The History of the Transporter Bridge in Newport, Wales
The Transporter Bridge in Newport, Wales, is an iconic and one-of-a-kind structure. It is the world's oldest working transporter bridge and one of only six remaining transporter bridges.
The need for a bridge
The Transporter Bridge was built to address a long-standing issue for the city of Newport: how to cross the River Usk. The river has a very high tidal range, making ferry crossing difficult and dangerous. Due to the requirement for high approach ramps, a conventional bridge would have been prohibitively expensive and difficult to construct.
The solution was to construct a transportation bridge. A transporter bridge is a type of suspension bridge that transports a gondola or platform suspended from a carriage that travels across the bridge's span. The gondola can transport vehicles, passengers, and goods.
Ferdinand Arnodin, a French engineer, designed the Newport Transporter Bridge. It is a cantilever bridge with two 74-meter-tall towers. The bridge's main span is 197 metres long. The gondola is suspended from a carriage that travels along the main span on a rail track.
The bridge's construction began in 1902 and was completed in 1906. On September 12, 1906, Godfrey Charles Morgan, 1st Viscount Tredegar, opened the bridge.
In its early years, the bridge was a huge success. Every day, it transported thousands of people and vehicles across the river. However, the rise of the automobile resulted in a decrease in the use of the bridge.

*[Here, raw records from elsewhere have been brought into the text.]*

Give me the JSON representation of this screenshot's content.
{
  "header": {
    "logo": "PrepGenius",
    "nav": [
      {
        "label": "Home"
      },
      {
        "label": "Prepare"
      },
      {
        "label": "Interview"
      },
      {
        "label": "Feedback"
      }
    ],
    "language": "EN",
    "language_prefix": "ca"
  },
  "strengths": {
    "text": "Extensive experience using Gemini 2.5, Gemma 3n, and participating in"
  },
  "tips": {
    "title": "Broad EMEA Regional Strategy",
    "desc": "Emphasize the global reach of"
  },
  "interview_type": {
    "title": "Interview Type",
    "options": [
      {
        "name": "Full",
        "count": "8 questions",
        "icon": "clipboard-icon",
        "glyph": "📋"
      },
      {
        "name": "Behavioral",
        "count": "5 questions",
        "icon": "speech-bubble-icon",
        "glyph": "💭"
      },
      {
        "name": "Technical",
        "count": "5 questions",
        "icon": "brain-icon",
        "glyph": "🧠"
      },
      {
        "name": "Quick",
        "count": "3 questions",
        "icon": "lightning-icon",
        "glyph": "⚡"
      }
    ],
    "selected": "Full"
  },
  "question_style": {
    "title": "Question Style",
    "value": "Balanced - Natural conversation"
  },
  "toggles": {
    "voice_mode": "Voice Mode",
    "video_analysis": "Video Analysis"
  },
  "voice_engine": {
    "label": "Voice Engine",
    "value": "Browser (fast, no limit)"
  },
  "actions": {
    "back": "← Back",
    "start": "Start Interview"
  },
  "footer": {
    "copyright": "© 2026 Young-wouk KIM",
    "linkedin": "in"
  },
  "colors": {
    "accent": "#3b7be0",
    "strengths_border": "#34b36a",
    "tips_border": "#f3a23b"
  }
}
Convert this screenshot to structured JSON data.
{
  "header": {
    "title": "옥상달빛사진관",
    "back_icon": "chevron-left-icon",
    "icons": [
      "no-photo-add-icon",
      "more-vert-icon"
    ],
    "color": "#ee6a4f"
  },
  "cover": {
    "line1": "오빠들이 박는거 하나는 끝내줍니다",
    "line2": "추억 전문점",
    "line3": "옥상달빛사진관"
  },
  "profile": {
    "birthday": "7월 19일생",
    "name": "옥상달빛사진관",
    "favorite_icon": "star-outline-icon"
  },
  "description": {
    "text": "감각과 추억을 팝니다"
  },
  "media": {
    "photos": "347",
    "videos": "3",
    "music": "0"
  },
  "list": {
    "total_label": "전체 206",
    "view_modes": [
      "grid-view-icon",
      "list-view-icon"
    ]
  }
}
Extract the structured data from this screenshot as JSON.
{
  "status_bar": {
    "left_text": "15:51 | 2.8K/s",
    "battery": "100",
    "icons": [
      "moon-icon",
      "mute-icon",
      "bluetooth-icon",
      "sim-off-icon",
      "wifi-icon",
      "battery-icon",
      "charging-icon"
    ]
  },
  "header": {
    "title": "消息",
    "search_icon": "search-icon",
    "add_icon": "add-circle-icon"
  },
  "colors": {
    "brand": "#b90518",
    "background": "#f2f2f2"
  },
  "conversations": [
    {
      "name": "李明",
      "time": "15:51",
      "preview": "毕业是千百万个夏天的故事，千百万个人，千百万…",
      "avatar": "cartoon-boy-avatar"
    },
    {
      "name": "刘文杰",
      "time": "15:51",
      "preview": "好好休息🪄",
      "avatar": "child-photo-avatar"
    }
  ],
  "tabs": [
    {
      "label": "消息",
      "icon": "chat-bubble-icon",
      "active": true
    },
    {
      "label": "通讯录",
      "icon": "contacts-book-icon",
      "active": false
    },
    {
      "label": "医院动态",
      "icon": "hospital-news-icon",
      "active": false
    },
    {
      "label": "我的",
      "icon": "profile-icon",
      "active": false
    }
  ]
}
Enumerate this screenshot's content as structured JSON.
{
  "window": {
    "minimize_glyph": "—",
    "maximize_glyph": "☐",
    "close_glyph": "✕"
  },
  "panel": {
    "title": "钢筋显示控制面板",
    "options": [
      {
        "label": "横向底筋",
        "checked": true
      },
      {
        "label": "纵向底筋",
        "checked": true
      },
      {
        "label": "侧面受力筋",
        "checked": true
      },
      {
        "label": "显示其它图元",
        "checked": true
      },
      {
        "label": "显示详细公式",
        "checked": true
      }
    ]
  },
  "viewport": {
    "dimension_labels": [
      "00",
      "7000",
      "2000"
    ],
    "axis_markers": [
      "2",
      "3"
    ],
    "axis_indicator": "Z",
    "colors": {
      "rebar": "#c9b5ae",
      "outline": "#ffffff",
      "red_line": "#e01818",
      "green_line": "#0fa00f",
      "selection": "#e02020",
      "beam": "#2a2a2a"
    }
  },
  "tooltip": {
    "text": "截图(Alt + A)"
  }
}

By the 1960s, the bridge was on the verge of being closed.
A group of locals formed the Transporter Bridge Preservation Society in 1972 to save the bridge from closure. To restore and maintain the bridge, the society has worked tirelessly. The bridge is now a popular tourist attraction, with cyclists and pedestrians using it.
The bridge today
The Newport Transporter Bridge is a one-of-a-kind and intriguing structure. It is a testament to the Edwardian era's engineering ingenuity. The bridge is also a representation of Newport and its industrial past.
The bridge was shut down in 1985 due to wear and tear. Following a £3 million refurbishment, it reopened in 1995.
Service was suspended again in December 2008, with the bridge facing a £2 million repair bill. The bridge reopened in 2010 following a successful funding campaign.
The bridge is Grade I listed, meaning that it is of the highest architectural and historical importance.
The bridge is also a Scheduled Monument, meaning that it is a nationally important archaeological site.
The bridge has been used in several films and television shows, including Doctor Who and Torchwood.
The Newport Transporter Bridge is an undoubtedly distinctive and iconic structure. It is a must-see for anyone interested in engineering history or seeking a distinctive and unforgettable experience.